- Proper financial provisions
Additionally, having a whole school approach needs to be advocated for, especially to ensure that non-formal providers and community actors are part of implementation.”
ParENTrepreneurs is the third Parents International programme that researchers have found relevant on this complex topic. The research team has highlighted that “educators need to consistently develop their own skills in order to foster skills development. When it comes to 21st century skills – including resilience, critical thinking, active participation that are key to ESD and offered in this programme, trainings for professional educators and parents can be fully or nearly identical (especially in light of finding in a previous EEPN research paper (Verboon-Salamon 2021). During the implementation, it became clear that the competence framework is relevant for educators from different parts of Europe, and educators working in highly different education systems and realities still have similar needs. Thus, European approaches are relevant and useful regardless of the diversity of education systems.”
Last but not least, some partner project Parents International recommended for the research team have also been chosen as inspiration. The Brookings Playbook on Family-School Engagement is chosen to illustrate that “by providing evidence-based strategies from around the world and other hands-on tools that school leaders and partners can adopt and use in their local contexts, it aims to help leapfrog education inequality so that all young people can have a 21st-century education.
It is clear from research that the expectations towards education systems are shifting with both parents and teachers shifting towards a focus on active citizenship and social-emotional learning, while both groups believe that the other wishes to focus on academic achievement. Thus, for real reform proper communication, based on equal partnership is essential.
The playbook shows that family-school engagement — namely the collaboration between the multiple actors, from parents and community members to teachers and school leaders — has an important role to play in improving and transforming education systems to achieve four main goals:

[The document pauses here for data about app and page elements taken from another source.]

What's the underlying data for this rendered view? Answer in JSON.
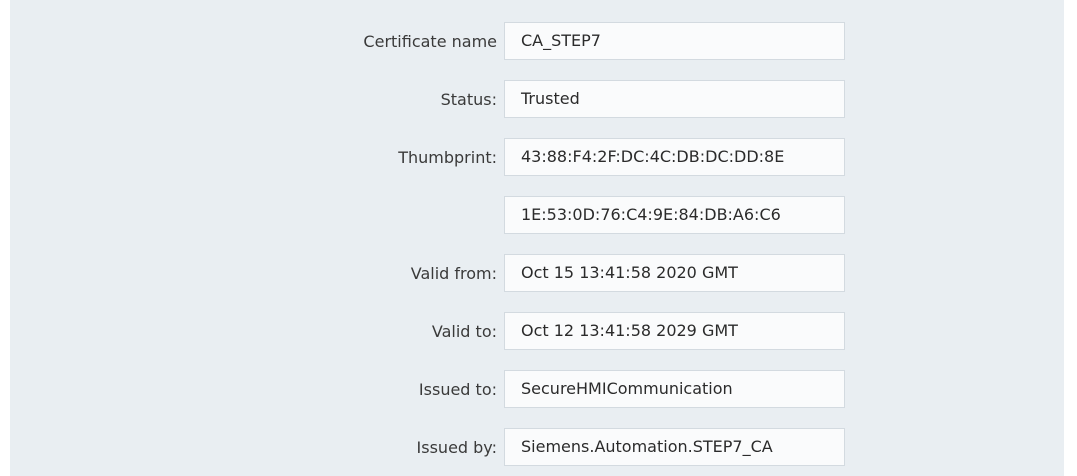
{
  "certificate": {
    "rows": [
      {
        "label": "Certificate name",
        "value": "CA_STEP7"
      },
      {
        "label": "Status:",
        "value": "Trusted"
      },
      {
        "label": "Thumbprint:",
        "value": "43:88:F4:2F:DC:4C:DB:DC:DD:8E"
      },
      {
        "label": "",
        "value": "1E:53:0D:76:C4:9E:84:DB:A6:C6"
      },
      {
        "label": "Valid from:",
        "value": "Oct 15 13:41:58 2020 GMT"
      },
      {
        "label": "Valid to:",
        "value": "Oct 12 13:41:58 2029 GMT"
      },
      {
        "label": "Issued to:",
        "value": "SecureHMICommunication"
      },
      {
        "label": "Issued by:",
        "value": "Siemens.Automation.STEP7_CA"
      }
    ]
  }
}
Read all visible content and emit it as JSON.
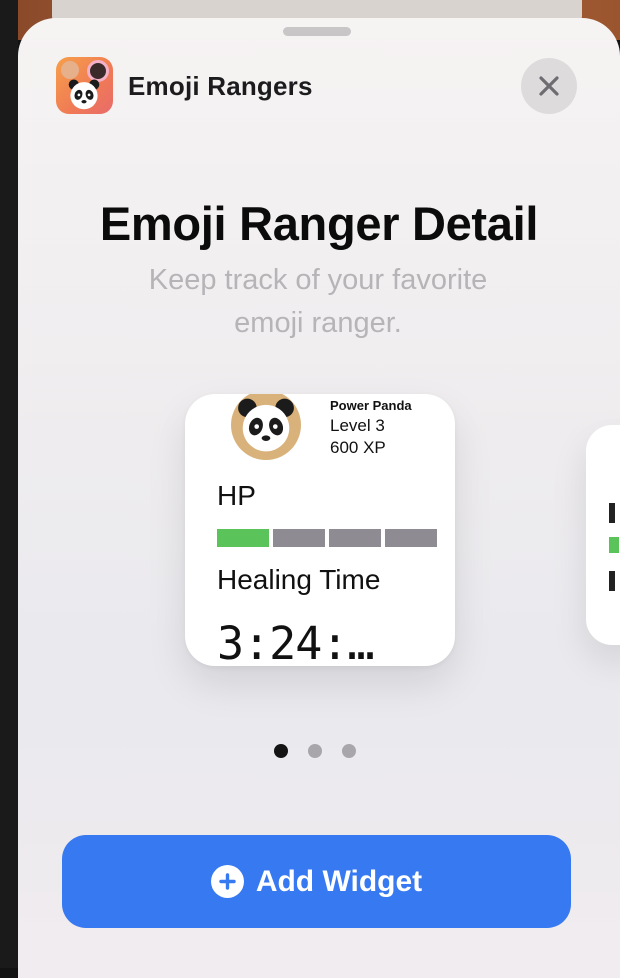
{
  "app": {
    "name": "Emoji Rangers",
    "icon": "panda-app-icon"
  },
  "close_icon": "close-icon",
  "widget_info": {
    "title": "Emoji Ranger Detail",
    "description_line1": "Keep track of your favorite",
    "description_line2": "emoji ranger."
  },
  "widget_preview": {
    "hero_name": "Power Panda",
    "level": "Level 3",
    "xp": "600 XP",
    "hp_label": "HP",
    "hp_filled_segments": 1,
    "hp_total_segments": 4,
    "hp_filled_color": "#5AC35A",
    "hp_empty_color": "#8E8C92",
    "healing_label": "Healing Time",
    "healing_time": "3:24:…"
  },
  "pager": {
    "count": 3,
    "active_index": 0
  },
  "add_button": {
    "label": "Add Widget",
    "icon": "plus-circle-icon",
    "color": "#3779F0"
  }
}
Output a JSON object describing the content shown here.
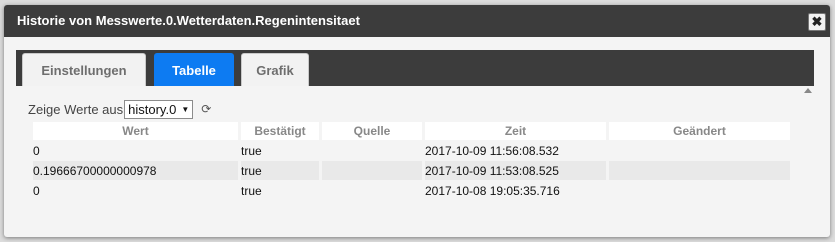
{
  "dialog": {
    "title": "Historie von Messwerte.0.Wetterdaten.Regenintensitaet",
    "close_symbol": "✖"
  },
  "tabs": [
    {
      "label": "Einstellungen",
      "active": false
    },
    {
      "label": "Tabelle",
      "active": true
    },
    {
      "label": "Grafik",
      "active": false
    }
  ],
  "toolbar": {
    "show_values_label": "Zeige Werte aus",
    "instance_select": "history.0",
    "refresh_icon": "refresh-icon"
  },
  "table": {
    "columns": [
      "Wert",
      "Bestätigt",
      "Quelle",
      "Zeit",
      "Geändert"
    ],
    "rows": [
      {
        "wert": "0",
        "bestaetigt": "true",
        "quelle": "",
        "zeit": "2017-10-09 11:56:08.532",
        "geaendert": ""
      },
      {
        "wert": "0.19666700000000978",
        "bestaetigt": "true",
        "quelle": "",
        "zeit": "2017-10-09 11:53:08.525",
        "geaendert": ""
      },
      {
        "wert": "0",
        "bestaetigt": "true",
        "quelle": "",
        "zeit": "2017-10-08 19:05:35.716",
        "geaendert": ""
      }
    ]
  },
  "colors": {
    "titlebar_bg": "#3c3c3c",
    "active_tab": "#0d7bf2"
  }
}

- Improve the attendance and completion of students,
- Improve the learning and development of students,
- Redefine the purpose of school for students,
- Redefine the purpose of school for society.”
Dragonfly shows that
- “- Teachers are eager to find good quality material for ecological topics largely missing from traditional textbooks, but relevant for their students. Good quality means a) content supervised by recognised experts, b) age appropriate;
- Arts – in this case literature and graphics – is a successful vehicle to convey related messages, but it is also important that quality is ensured by professional art editors;
- Creative thinking and artistic expression tasks foster skills related to sustainable thinking, and children happily engage in them;
- Teachers need training and support material to foster learning about topics related to ecology.”
COVIDEA, based on “experiences of school closure periods and the increased use of digital technology has highlighted the need to have a broader view on the needs of the different players of the learning process in the digital environment, and when exploring the requirements for the digital age, skills and competences such as resilience, active citizenship, critical and ethical thinking, and social-emotional learning are to be given more weight than digital technical skills. These are essential for ESD.”
You can download all four research papers from here: https://educationpolicynetwork.eu/research/research-year-three/ and disseminate them to your audiences.